Readymade AI favored by early adopters
Businesses are using readymade artificial intelligence capabilities as a first step in embracing the new technology, according to Deloitte Insights’ “State of AI in the Enterprise“.
Additionally, the survey shows AI is producing varying levels of ROI among users, with healthcare and fiscal functions yielding the least.
Most everyday users of AI currently access the technology – or rather, its results – via the functionality built into their existing ERP systems, with Salesforce’s Einstein and SAP’s Leonardo namechecked by many respondents.
The executives surveyed by Deloitte Insights were mostly positive about the benefits artificial intelligence could offer, although each of the survey’s findings should be considered as indicative of attitudes among early adopters, rather than of businesses in general. Deloitte stated:
“All survey respondents can be considered early adopters when compared with their counterparts in an average company. All of the respondents’ companies have implemented at least one cognitive prototype or full-scale implementation. In addition, 75 percent of respondents say they have an “excellent” understanding of AI or are experts.”
The survey elucidated the semantic differences among the acronym smorgasbord of AI, machine learning (ML), cognitive learning, deep learning, and so forth, but concentrating on practical takeaways for organizations and decision-makers considering adopting AI – or cognitive technologies – in the workplace.
Companies are additionally developing their own AI functions with partners, using open source and crowdsourced resources, with only eight percent stating they were experiencing a critical shortage of trained (or train-able) workforce.
Google, Amazon and the large cloud providers are currently in competition with one another to capture enterprises hoping to leverage AI.
The cloud giants are keen to offer services which abstract away the AI underpinnings, presenting paths to services which don’t necessarily need a deep understanding of the particular requirements of AI to leverage the resulting output.
This approach is apparently paying off, as, among Deloitte’s early adopters, this form of using AI was ranked second most popular as the routes to the technology.
Education and the public sector were the areas least likely to be investing in AI at present, whereas engineering and production environments were gaining the best results from relatively small investments in time and resources.
While public sectors across the world vary, the one criticism leveled against most (although it is a slur on most large bureaucracies) is that internal processes can be improved.
Of the executives who responded, more were using AI to change internal processes this year than last (36 percent in 2017 and 42 percent in 2018).

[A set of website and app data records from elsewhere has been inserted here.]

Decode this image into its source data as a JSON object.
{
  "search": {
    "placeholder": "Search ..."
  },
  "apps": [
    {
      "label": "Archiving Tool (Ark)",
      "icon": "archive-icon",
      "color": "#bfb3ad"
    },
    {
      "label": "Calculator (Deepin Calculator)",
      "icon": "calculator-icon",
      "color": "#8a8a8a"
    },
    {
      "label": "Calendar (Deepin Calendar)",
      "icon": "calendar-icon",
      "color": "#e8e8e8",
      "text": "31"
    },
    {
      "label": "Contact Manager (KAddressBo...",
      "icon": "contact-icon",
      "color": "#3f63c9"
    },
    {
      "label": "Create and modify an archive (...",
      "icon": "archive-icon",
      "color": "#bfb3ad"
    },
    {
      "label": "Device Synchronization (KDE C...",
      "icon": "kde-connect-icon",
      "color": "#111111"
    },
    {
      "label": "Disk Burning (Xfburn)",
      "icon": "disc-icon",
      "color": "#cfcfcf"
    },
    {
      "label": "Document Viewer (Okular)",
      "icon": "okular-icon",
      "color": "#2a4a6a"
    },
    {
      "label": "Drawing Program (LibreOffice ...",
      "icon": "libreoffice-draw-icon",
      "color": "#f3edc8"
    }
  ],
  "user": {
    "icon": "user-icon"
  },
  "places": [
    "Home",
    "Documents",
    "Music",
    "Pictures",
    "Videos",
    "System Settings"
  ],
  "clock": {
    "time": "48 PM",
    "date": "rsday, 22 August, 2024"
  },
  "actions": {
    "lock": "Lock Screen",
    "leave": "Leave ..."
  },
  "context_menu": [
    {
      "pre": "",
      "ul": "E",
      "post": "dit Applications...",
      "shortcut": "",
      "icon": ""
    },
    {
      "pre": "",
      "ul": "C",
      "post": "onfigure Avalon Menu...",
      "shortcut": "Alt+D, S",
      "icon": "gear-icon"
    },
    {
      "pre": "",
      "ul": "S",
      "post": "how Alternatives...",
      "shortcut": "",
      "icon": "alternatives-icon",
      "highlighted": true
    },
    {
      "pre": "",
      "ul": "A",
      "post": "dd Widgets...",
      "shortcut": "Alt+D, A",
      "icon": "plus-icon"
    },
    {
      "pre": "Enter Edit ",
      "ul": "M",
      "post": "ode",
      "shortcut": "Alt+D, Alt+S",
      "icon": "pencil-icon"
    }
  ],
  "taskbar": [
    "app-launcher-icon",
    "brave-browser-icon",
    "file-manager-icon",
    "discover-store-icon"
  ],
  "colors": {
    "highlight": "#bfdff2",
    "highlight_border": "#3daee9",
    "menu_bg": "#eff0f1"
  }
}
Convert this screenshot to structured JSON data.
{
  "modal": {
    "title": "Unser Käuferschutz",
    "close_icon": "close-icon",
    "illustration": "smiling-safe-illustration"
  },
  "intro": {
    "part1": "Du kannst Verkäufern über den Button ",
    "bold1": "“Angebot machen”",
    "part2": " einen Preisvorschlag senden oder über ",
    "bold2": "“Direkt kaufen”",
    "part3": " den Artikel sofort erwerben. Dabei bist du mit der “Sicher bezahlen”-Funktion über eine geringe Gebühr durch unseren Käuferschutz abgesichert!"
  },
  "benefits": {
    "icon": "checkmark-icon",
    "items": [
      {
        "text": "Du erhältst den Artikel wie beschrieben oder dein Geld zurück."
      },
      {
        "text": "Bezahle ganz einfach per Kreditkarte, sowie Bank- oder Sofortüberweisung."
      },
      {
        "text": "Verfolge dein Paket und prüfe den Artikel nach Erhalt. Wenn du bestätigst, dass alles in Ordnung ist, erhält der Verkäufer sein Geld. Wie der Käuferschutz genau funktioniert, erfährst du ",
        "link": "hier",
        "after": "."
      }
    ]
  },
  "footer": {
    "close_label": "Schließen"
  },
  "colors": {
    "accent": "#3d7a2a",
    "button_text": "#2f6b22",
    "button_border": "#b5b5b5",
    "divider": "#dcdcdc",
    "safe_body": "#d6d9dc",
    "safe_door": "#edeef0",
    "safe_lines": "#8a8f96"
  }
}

Fewer, in turn, were leveraging the emerging technology to develop new products or revolutionize their market (27 percent, down from 32 percent). AI among early adopters, therefore, is settling – at least for now – into a more consolidatory position.
New tech’s impact on the means of production is felt in the industrial internet of things, and AI’s success in this sector may be due to the need to process the enormous amounts of data which such deployments can produce.
Medical and healthcare companies and organizations were reported as being reluctant to deploy AI’s results – perhaps due to the need for legislative and regulatory oversight in that particular field.
Deployments were confined in large part to research and lab environments, although early indicators have shown that prognostic routines are highly accurate, albeit in controlled environments.
Doomsayers’ worries of mass unemployment because of AI-driven robots in the workplace will probably never be assuaged, but the survey’s respondents’ attitudes may bring at least some comfort: only 24 percent were hoping to “reduce headcount through automation” through AI.
Cybersecurity in AI was the highest ranking concern about the new technology, with respondents aware that especially during the learning phases of AI deployment, the potential results of algorithms being shown rogue data among kosher, could be dangerous.